Temperatures in the high 80s and low 90s this week seem moderate compared to the 95 degrees recorded in Chattanooga on July 13, 2016 — only partway through one of the hottest June-August periods in 138 years. Where rainfall was 9 inches below normal this time last year, it's about 8 inches above now, a 17-inch differential.

The wet spring that continued into June and even July has left plenty of moisture in the ground, which is helping keep temperatures down, WRCB-Channel 3 Chief Meteorologist Paul Barys said. Chattanooga has measured 3.38 inches of rain so far this month, compared to normal rainfall of 1.74 inches for the entire month.

"If you're dry, you fry, and that's what happened last year," Barys said Wednesday.


How to help

Donate to the Salvation Army’s Beat the Heat campaign online at; by phone at 1-800-SalArmy, or send checks to 800 McCallie Ave. 37403, and write “Beat the Heat” on the check.

Through the weekend, highs will continue to be between 88 and 92 degrees, he said, with scattered showers. The chance of showers will be greater on Saturday, but next week looks to come in a bit drier.

Keeping cool amid the hot and muggy temperatures is pushing up the Tennessee Valley Authority's power demand.

Electrical users across the seven-state region consumed 28,033 megawatts of power as air conditioners in homes and offices worked to mitigate temperatures that reached an average high of 91 degrees Fahrenheit at 5 p.m. Tuesday.

Most homes and offices in the TVA service territory use electric- powered heat pumps and furnaces, and a majority of all buildings are air conditioned.

Patrick Walshe, manager of resource operations and analysis for transmission operations and power supply, said TVA expected its peak power demand to top 28,000 megawatts Wednesday.

"We've been close to average temperatures through June of this year, but we still think it might average a degree or two above normal for the rest of the summer," said Walshe, a meteorologist who oversees TVA's power load planning. "Our summer peaks are usually in the last week of July and the first couple of weeks of August."

Walshe said the agency expects to have no trouble meeting the demand for power, even with its newest nuclear reactor at Watts Bar offline for repair of a ruptured condenser.

Not everyone is fortunate enough to have air conditioning, though. For the poor and the homeless, the sodden heat can be a punishment.

So the Salvation Army this week kicked off its annual Beat the Heat campaign, spokeswoman Kimberly George said.

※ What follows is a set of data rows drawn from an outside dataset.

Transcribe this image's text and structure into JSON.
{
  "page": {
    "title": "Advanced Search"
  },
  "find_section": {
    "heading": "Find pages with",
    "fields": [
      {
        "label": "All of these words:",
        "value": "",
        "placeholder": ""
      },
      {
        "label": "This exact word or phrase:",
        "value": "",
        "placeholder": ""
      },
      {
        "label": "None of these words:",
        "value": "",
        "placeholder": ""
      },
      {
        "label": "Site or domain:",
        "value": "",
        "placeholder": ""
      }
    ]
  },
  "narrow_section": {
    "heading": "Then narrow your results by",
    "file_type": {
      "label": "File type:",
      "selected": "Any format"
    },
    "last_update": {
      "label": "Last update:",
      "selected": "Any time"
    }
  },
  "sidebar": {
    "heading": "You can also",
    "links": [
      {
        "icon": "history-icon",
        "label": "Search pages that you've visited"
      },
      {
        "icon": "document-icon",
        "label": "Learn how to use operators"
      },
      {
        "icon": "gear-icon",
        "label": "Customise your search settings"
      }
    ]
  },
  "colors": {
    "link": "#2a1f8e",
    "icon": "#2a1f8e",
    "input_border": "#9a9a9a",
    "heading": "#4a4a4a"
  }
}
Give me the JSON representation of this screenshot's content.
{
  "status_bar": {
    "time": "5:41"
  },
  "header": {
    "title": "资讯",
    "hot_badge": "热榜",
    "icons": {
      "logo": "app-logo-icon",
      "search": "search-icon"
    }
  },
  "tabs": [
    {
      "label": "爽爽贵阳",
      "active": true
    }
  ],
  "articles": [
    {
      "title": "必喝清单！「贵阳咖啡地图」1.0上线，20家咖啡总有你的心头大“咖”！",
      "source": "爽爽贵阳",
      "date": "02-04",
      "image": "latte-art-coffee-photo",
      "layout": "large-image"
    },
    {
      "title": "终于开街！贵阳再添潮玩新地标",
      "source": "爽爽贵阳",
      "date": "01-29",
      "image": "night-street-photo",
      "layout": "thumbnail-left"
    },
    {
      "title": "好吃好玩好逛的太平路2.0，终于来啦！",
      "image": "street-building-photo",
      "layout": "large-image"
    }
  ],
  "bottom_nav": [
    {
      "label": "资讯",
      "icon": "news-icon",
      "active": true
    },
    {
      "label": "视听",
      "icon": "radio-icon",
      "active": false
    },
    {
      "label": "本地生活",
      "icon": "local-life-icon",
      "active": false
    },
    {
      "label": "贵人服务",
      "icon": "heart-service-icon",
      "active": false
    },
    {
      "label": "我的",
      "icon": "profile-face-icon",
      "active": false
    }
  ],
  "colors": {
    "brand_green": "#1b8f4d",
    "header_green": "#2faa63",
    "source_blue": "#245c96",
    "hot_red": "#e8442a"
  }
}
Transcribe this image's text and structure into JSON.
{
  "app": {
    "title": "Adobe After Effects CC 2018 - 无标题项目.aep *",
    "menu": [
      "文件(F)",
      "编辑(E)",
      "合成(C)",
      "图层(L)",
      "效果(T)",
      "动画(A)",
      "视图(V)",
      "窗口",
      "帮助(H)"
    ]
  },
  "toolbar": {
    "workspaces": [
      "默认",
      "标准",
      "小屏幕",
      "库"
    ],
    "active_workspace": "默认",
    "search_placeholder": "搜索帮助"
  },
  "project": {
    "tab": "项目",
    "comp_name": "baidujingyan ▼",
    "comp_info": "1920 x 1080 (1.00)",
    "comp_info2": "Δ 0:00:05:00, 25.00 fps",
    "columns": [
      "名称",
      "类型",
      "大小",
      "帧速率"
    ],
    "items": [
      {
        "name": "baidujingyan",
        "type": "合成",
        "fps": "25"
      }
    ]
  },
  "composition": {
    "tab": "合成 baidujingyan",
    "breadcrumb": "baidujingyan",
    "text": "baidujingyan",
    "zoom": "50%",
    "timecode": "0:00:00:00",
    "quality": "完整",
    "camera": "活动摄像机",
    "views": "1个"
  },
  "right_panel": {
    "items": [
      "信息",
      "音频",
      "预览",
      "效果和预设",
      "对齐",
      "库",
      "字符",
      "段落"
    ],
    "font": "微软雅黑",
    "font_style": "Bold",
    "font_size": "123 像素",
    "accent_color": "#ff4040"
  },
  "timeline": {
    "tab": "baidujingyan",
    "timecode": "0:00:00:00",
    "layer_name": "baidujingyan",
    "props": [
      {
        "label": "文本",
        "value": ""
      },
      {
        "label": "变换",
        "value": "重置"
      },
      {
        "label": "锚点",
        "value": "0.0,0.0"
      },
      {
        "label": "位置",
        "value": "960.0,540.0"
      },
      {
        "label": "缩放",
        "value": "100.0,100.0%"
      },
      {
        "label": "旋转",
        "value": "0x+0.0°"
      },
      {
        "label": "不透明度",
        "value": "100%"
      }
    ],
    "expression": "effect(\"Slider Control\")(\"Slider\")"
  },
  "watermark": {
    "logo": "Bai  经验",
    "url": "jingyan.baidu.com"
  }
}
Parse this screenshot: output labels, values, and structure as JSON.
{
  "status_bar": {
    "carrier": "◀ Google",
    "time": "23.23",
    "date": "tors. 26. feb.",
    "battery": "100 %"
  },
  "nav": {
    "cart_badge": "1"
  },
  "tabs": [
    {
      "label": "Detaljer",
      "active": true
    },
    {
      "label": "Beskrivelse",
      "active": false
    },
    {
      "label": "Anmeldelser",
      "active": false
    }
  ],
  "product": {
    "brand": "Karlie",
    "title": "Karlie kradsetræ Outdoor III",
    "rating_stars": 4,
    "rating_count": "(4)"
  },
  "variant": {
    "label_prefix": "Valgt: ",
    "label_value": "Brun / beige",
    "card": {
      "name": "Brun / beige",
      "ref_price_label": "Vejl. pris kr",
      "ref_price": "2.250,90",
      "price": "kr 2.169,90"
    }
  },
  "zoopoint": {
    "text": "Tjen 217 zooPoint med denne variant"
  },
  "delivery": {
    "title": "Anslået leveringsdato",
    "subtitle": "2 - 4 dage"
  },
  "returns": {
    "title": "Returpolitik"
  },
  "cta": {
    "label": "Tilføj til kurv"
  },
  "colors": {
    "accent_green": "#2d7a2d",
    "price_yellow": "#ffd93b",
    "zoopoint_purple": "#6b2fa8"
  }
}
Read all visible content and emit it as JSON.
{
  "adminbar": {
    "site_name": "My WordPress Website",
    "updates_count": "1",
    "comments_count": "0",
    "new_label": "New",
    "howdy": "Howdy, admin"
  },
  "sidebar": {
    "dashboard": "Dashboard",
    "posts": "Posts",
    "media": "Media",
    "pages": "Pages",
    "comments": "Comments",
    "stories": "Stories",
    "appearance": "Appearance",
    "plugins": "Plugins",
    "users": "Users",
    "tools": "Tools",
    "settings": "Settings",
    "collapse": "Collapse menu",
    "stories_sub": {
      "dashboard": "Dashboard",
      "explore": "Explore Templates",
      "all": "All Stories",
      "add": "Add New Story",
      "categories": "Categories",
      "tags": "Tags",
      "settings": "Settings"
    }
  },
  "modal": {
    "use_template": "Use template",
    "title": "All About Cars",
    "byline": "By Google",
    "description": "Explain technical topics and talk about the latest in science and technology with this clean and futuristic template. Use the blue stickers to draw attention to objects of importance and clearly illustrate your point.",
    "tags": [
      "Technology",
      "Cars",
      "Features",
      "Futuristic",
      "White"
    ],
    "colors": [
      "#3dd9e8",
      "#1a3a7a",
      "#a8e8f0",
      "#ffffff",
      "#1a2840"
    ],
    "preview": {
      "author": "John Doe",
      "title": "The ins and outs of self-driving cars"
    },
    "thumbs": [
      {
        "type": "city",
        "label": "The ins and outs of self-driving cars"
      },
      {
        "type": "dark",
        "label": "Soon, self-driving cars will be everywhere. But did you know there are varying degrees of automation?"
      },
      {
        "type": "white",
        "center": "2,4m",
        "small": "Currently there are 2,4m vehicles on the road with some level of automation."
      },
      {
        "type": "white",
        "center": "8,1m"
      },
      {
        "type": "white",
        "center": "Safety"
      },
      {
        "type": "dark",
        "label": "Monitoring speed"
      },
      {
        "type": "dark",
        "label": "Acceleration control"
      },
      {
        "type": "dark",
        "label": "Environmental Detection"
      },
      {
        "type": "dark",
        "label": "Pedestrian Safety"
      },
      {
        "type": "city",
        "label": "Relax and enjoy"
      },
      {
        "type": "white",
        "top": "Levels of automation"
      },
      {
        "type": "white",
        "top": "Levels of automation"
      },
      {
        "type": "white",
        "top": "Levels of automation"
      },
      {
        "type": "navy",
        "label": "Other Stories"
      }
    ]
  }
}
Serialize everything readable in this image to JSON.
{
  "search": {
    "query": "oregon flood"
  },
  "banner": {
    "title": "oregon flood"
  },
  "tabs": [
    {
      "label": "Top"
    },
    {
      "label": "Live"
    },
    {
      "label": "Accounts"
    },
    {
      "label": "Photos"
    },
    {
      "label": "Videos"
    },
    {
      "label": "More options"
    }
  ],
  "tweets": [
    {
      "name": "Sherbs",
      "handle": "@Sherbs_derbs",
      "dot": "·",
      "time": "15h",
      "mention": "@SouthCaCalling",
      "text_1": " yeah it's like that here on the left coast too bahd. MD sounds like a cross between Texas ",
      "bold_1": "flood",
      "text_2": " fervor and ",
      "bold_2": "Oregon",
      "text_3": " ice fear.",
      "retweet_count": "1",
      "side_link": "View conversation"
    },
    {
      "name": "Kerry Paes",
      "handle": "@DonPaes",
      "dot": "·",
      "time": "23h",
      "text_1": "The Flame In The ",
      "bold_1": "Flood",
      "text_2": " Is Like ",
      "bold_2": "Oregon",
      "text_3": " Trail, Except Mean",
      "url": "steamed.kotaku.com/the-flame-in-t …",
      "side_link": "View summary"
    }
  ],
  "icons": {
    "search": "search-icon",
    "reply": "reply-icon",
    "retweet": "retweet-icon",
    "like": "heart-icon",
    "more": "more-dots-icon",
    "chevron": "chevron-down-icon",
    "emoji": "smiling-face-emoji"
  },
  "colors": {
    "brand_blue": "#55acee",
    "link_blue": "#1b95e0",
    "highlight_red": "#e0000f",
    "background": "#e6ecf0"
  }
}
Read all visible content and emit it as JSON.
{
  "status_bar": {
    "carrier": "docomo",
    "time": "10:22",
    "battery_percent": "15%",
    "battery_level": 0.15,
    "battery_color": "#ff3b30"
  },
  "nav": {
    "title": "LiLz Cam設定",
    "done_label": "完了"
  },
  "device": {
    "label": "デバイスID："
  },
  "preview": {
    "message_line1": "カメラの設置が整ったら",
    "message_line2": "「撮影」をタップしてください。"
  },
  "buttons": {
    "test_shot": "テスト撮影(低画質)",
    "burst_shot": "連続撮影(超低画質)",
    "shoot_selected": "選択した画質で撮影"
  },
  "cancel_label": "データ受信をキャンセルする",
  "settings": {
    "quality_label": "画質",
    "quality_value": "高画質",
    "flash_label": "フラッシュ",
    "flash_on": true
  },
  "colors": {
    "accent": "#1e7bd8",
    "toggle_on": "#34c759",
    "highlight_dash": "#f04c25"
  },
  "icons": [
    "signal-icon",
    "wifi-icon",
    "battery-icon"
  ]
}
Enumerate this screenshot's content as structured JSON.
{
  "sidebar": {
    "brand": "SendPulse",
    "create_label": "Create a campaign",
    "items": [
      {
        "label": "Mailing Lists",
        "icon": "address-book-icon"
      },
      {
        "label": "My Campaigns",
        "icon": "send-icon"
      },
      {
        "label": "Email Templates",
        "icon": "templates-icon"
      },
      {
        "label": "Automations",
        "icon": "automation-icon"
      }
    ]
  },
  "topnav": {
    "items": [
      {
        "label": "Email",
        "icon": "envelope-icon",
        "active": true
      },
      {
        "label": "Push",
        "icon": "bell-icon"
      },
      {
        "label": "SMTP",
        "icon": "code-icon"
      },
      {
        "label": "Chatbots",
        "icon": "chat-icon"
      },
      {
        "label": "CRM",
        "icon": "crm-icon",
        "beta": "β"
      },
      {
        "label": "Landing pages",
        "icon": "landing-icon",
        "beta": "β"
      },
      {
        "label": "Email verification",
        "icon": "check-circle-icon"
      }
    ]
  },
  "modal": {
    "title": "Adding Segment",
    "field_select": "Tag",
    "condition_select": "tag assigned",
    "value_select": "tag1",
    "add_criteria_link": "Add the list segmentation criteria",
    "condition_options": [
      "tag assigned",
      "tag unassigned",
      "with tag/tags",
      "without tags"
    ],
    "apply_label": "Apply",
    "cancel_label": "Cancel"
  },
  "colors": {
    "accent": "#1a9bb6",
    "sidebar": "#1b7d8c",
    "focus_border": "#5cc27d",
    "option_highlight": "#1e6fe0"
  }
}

The Salvation Army sets up hydration stations and hands out bottled water to homeless folks around town, and the agency supplies new box fans to low-income families, especially the elderly or people suffering health problems.

"Moving the air around in your home or apartment provides a lot of relief," George said. She said Elder's Ace Hardware is partnering with the Army to supply box fans at cost.

The Army also opens up the big in-ground pool at the East Lake Community Center so kids can come to a safe place and cool off in the water, and it collects donations to help the poor, especially senior citizens, pay their utility bills.

"We couldn't do all that without the support of the community," George said.

Outdoor workers also have to keep going, whatever the weather.

Tim Holcomb, of Holcomb Garden Center on Hixson Pike, said he tries to make sure his workers get the hardest jobs done in the morning, before the heat really sets in, while remaining hydrated and taking rest breaks when they need them.

Sure, it's hot, Holcomb said, but "it's pleasant compared to last year when it was incredibly hot, and we've had a lot more rain."

Hydration and rest breaks are the key for Tim Reid, one of the city employees at Brown Acres Golf Course.

"We've been out in the heat all this week already, [aerating] the greens," Reid said.

"You learn to tolerate it, you don't get used to it — you don't ever get used to it," he said.

Contact staff writer Judy Walton at jwalton@timesfree or 423-757-6416.

Contact staff writer Dave Flessner at or 423-757-6430.